What is needed: If a line in the listing below contains "text", return that line.

Dataset records:
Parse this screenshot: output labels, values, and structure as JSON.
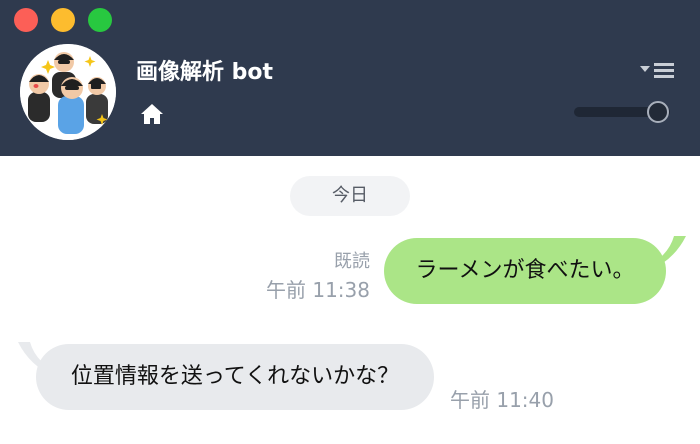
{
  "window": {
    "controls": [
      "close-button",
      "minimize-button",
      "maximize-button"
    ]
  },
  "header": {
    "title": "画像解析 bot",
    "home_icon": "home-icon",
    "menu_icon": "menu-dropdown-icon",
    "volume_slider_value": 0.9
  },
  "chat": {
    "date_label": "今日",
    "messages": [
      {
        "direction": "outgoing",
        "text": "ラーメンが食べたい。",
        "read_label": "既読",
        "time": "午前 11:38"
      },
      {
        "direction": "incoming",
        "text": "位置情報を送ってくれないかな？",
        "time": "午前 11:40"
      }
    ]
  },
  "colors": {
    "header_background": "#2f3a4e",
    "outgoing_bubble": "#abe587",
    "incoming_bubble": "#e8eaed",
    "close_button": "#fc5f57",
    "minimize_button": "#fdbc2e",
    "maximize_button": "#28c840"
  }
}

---

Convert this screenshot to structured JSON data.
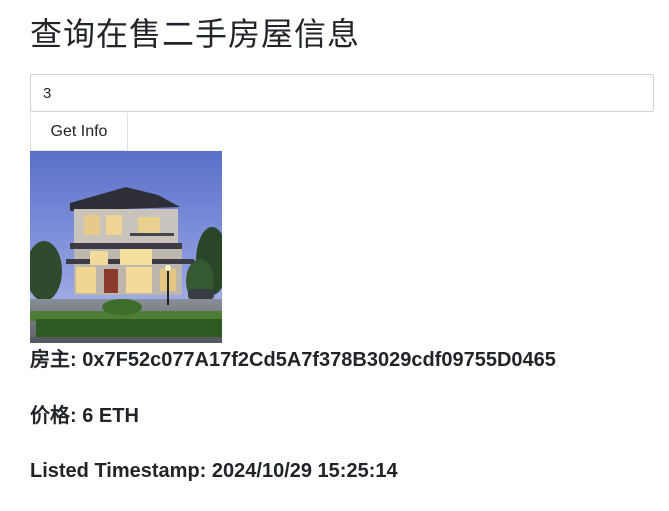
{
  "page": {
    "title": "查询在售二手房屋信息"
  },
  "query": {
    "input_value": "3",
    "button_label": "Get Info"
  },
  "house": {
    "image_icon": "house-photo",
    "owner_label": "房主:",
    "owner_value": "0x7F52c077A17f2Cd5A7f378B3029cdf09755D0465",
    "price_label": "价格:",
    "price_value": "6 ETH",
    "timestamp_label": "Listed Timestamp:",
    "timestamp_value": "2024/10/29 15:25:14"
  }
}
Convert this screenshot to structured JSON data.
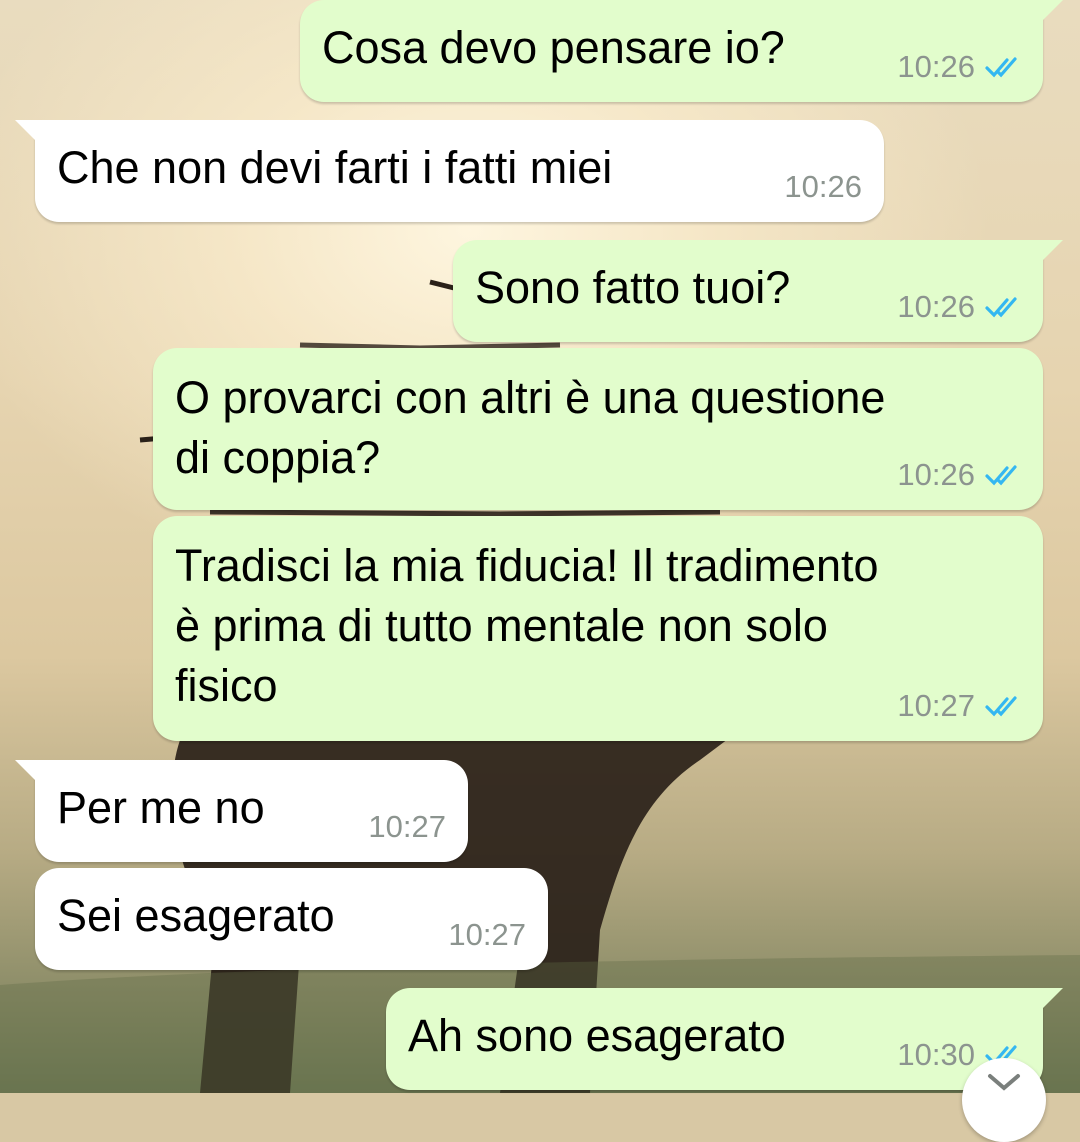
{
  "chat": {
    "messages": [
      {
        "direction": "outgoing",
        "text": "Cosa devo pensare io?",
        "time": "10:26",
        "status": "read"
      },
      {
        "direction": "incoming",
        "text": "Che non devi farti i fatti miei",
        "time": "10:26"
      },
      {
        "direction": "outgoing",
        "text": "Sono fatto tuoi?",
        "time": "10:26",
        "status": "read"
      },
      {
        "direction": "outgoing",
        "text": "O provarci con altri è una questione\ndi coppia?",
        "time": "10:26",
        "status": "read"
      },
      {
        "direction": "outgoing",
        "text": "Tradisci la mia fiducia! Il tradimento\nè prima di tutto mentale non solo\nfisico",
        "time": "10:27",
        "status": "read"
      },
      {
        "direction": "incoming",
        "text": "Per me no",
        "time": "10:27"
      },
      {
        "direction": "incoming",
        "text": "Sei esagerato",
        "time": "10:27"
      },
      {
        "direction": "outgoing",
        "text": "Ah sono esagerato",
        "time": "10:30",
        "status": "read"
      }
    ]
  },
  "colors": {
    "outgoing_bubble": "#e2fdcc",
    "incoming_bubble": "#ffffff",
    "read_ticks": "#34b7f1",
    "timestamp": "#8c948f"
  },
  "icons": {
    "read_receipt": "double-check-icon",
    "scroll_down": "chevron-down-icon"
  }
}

Your response:
        "text": "ラーメンが食べたい。",
        "text": "位置情報を送ってくれないかな？",
        "text": "Cosa devo pensare io?",
        "text": "Che non devi farti i fatti miei",
        "text": "Sono fatto tuoi?",
        "text": "O provarci con altri è una questione\ndi coppia?",
        "text": "Tradisci la mia fiducia! Il tradimento\nè prima di tutto mentale non solo\nfisico",
        "text": "Per me no",
        "text": "Sei esagerato",
        "text": "Ah sono esagerato",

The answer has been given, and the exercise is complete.